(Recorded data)
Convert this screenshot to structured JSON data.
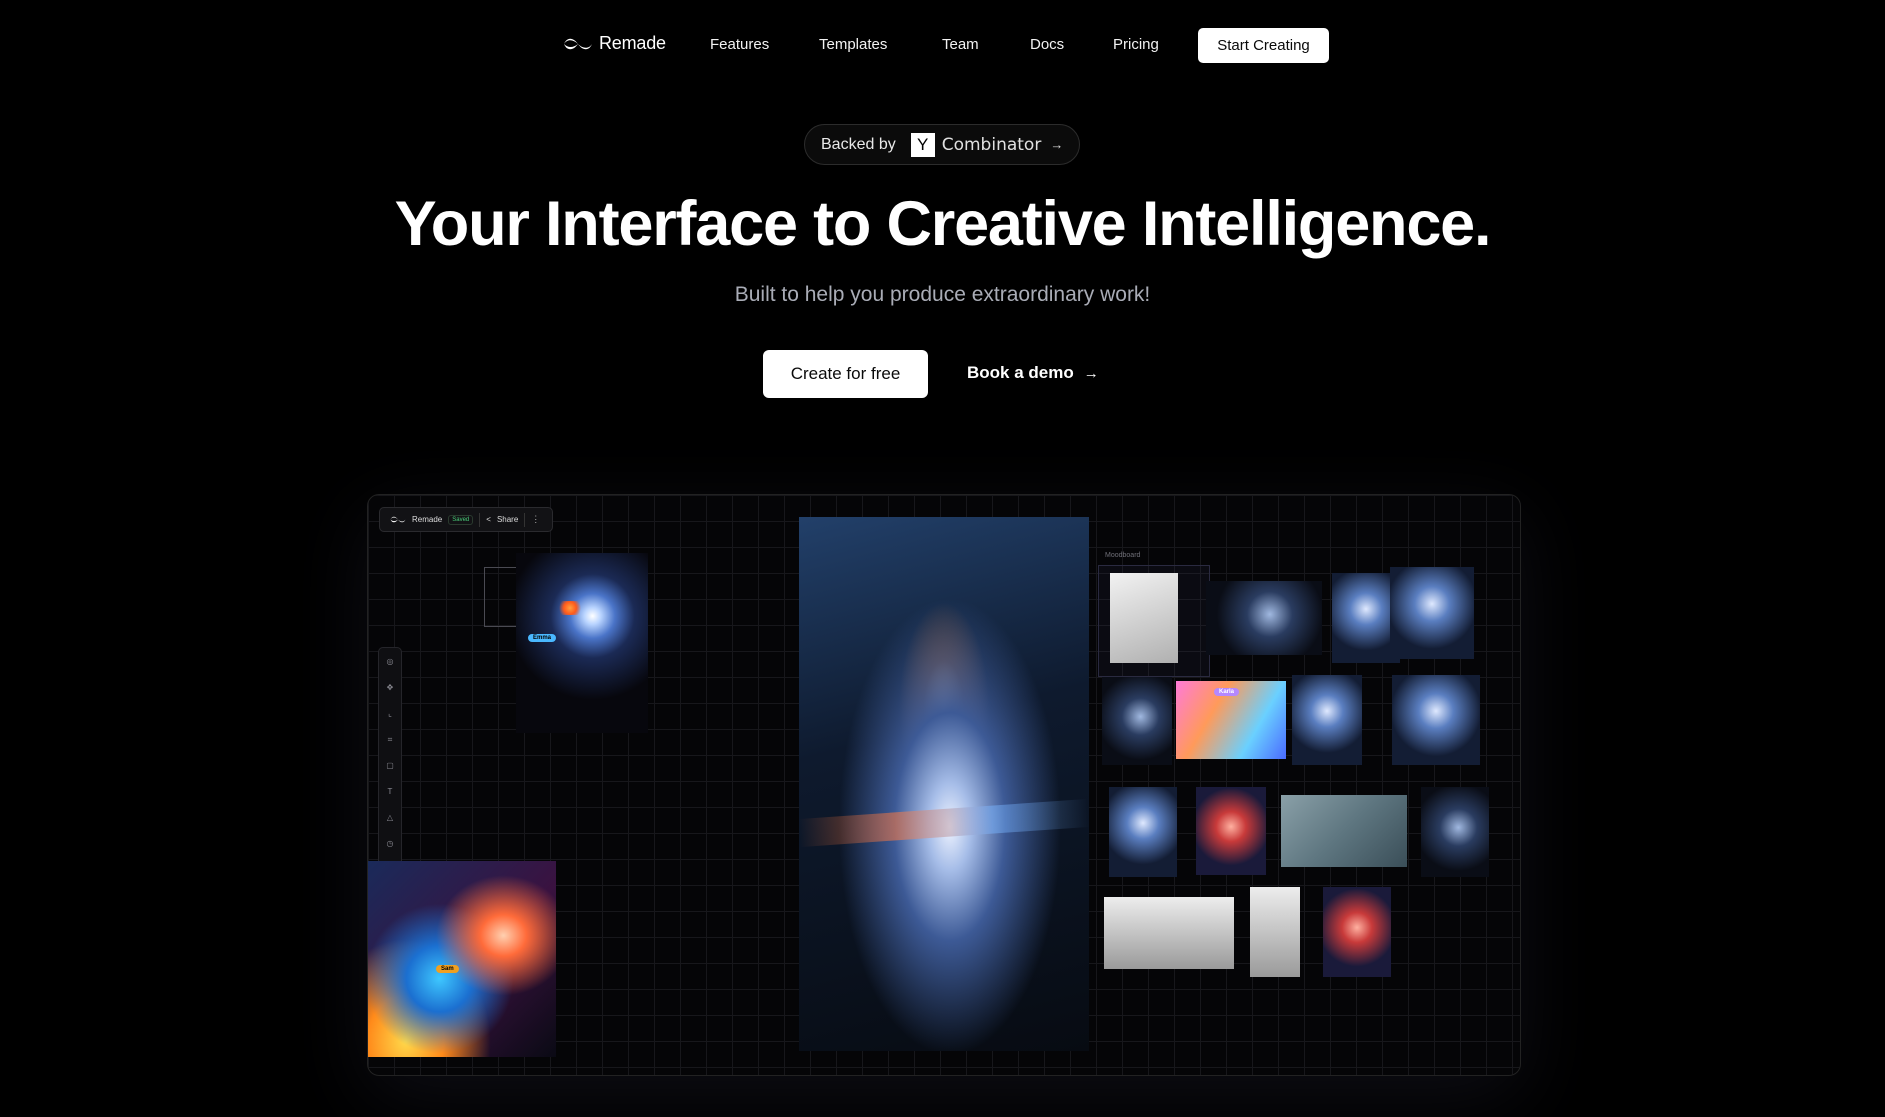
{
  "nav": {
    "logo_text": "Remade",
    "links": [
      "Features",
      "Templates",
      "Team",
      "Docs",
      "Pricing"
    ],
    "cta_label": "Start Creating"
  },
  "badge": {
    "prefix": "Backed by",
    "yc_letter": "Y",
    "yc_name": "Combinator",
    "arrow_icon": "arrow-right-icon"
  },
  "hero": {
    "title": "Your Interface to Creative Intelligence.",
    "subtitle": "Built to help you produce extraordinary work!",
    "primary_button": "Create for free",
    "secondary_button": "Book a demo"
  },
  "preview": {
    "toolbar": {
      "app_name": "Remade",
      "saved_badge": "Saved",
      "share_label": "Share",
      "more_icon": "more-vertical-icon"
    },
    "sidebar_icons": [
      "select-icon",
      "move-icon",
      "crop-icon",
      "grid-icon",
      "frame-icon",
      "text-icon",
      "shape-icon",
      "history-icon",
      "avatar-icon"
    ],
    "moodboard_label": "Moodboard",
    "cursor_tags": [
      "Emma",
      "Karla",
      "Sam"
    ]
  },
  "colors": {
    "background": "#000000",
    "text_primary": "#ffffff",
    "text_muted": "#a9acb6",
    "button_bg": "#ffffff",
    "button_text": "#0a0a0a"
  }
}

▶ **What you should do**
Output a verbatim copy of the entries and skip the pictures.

▶ **Answer for the task**
Convert this screenshot to structured JSON data.
{
  "nav": {
    "logo_text": "Remade",
    "links": [
      "Features",
      "Templates",
      "Team",
      "Docs",
      "Pricing"
    ],
    "cta_label": "Start Creating"
  },
  "badge": {
    "prefix": "Backed by",
    "yc_letter": "Y",
    "yc_name": "Combinator",
    "arrow_icon": "arrow-right-icon"
  },
  "hero": {
    "title": "Your Interface to Creative Intelligence.",
    "subtitle": "Built to help you produce extraordinary work!",
    "primary_button": "Create for free",
    "secondary_button": "Book a demo"
  },
  "preview": {
    "toolbar": {
      "app_name": "Remade",
      "saved_badge": "Saved",
      "share_label": "Share",
      "more_icon": "more-vertical-icon"
    },
    "sidebar_icons": [
      "select-icon",
      "move-icon",
      "crop-icon",
      "grid-icon",
      "frame-icon",
      "text-icon",
      "shape-icon",
      "history-icon",
      "avatar-icon"
    ],
    "moodboard_label": "Moodboard",
    "cursor_tags": [
      "Emma",
      "Karla",
      "Sam"
    ]
  },
  "colors": {
    "background": "#000000",
    "text_primary": "#ffffff",
    "text_muted": "#a9acb6",
    "button_bg": "#ffffff",
    "button_text": "#0a0a0a"
  }
}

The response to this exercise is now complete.